At first I wasn’t particularly interested in finding out why the Twilight series had become so popular. My coworker / officemate / lunchtime book club friend tried to coax me into reading the books, but I resisted and made fun of her for being captivated by teenage angst-ridden vampire love stories. I’m still not sure what eventually changed my mind, but after a while–I was way behind the times–I took the plunge.
Even when the teenage angst oozed from the pages, I was nonetheless captivated by the story because of its fresh take on vampire lore. I wound my way through the books, hiding the book jackets when I read during my lunch breaks and trying to avoid screaming masses of women who, when they saw me carrying the book tucked under my arm, would stampede me in their rush to profess their love for the series, for Edward, for Bella, for Taylor Lautner’s abs. (True story. I haven’t been inside a shopping mall since that fateful day.) I didn’t want people to one day spot me reading cheesy vampire mush and assume the wrong thing about me, so for several weeks I did everything short of carrying with me a sign reading “Don’t judge me for reading this. I ran like hell away from my teenage years, and I usually read more dignified books than this vampire smut.” (Like the Sookie Stackhouse series. *cough*)
When New Moon hit theaters I laughed at my friends who called in sick to celebrate the occasion. The months passed, and so did my interest in seeing the second film. But as luck would have it (oh joy of all joys!) the film found its way to me before Netflix could release a copy. The DVD release of New Moon was marked by a double-feature at the re-opening of our area drive-in theater. It didn’t matter what the theater decided to show on the first weekend of its open season; we needed the celebrate the fact that we have an operating drive-in theater by being in attendance. So when B asked if I was interested in making a date of it we loaded the dogs, some blankets, and a cooler full of munchies into the truck and we crossed the state line to the local drive-in theater. It was kind of painful to sit through the first movie again, but I think I felt a twinge of something like giddiness–or was that indigestion?–when the second film began.
Kristen Stewart grosses me out more each time I see her, regardless of the film she’s in. I’m okay with a certain degree of typecasting, but her every role is that of an over-exaggerated insecure and moody teenager. I swear, half of Twilight was shots of stormy-eyed Bella pushing her hair out of her face! The costume directors must have caught on to this, though, because by New Moon I noticed they’d bought her a little headband to keep his stringy hair out of her eyes for some of the scenes.
I’m still not quite certain how his vampire role vaulted Robert Pattinson to heartthrob status, either, especially given how clown-like he appears with all the white makeup and red lipstick. Does anyone else remember him first as Cedric Diggory? Because in our house it’s difficult to forget. Anytime he sees, hears, or smells a reference to Twilight, B starts yelling “And here’s Cedric Diggory!
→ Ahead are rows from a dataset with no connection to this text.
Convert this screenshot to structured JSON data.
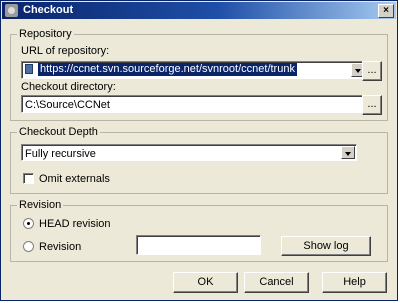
{
  "window": {
    "title": "Checkout",
    "close_glyph": "×"
  },
  "repository": {
    "legend": "Repository",
    "url_label": "URL of repository:",
    "url_value": "https://ccnet.svn.sourceforge.net/svnroot/ccnet/trunk",
    "browse_label": "...",
    "checkout_dir_label": "Checkout directory:",
    "checkout_dir_value": "C:\\Source\\CCNet",
    "dir_browse_label": "..."
  },
  "depth": {
    "legend": "Checkout Depth",
    "selected": "Fully recursive",
    "omit_externals_label": "Omit externals"
  },
  "revision": {
    "legend": "Revision",
    "head_label": "HEAD revision",
    "revision_label": "Revision",
    "revision_value": "",
    "show_log_label": "Show log"
  },
  "buttons": {
    "ok": "OK",
    "cancel": "Cancel",
    "help": "Help"
  }
}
He’s going to try to win the TriWizard Cup!” With that going on I really just can’t take the guy seriously. (By “the guy” I mean both Cedward and my husband.)
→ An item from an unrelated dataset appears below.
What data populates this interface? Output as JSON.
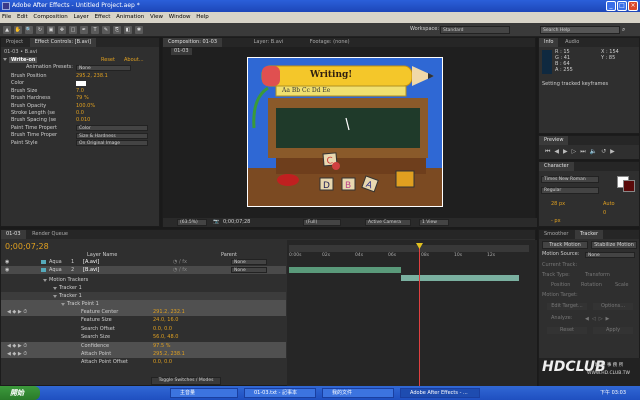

And what’s this about Taylor Lautner’s abs? I was too distracted to notice them since I halfway expected Jacob to rip off his clothes–or what was left of them–and start making out with Cedward on-screen. I know teenagers are now into androgyny and all, but aren’t werewolves supposed to be hairy and uber masculine?
One vampire I love, both in the books and on-screen, is Alice. She’s a fun, quirky character and the girl casted for the part is oh-so-cute. I have no trash to talk here, moving on.
B’s favorite character who always makes him laugh just by momentarily appearing on-screen is Jasper. His uptight, lurking presence and permanently hungry expression–true to his written character–are pretty funny. He looks like someone welded a curtain rod to his spine and stuck cheap colored contacts on him before ordering him to stare straight ahead and pretend not to smell the dead animal taped to his chest.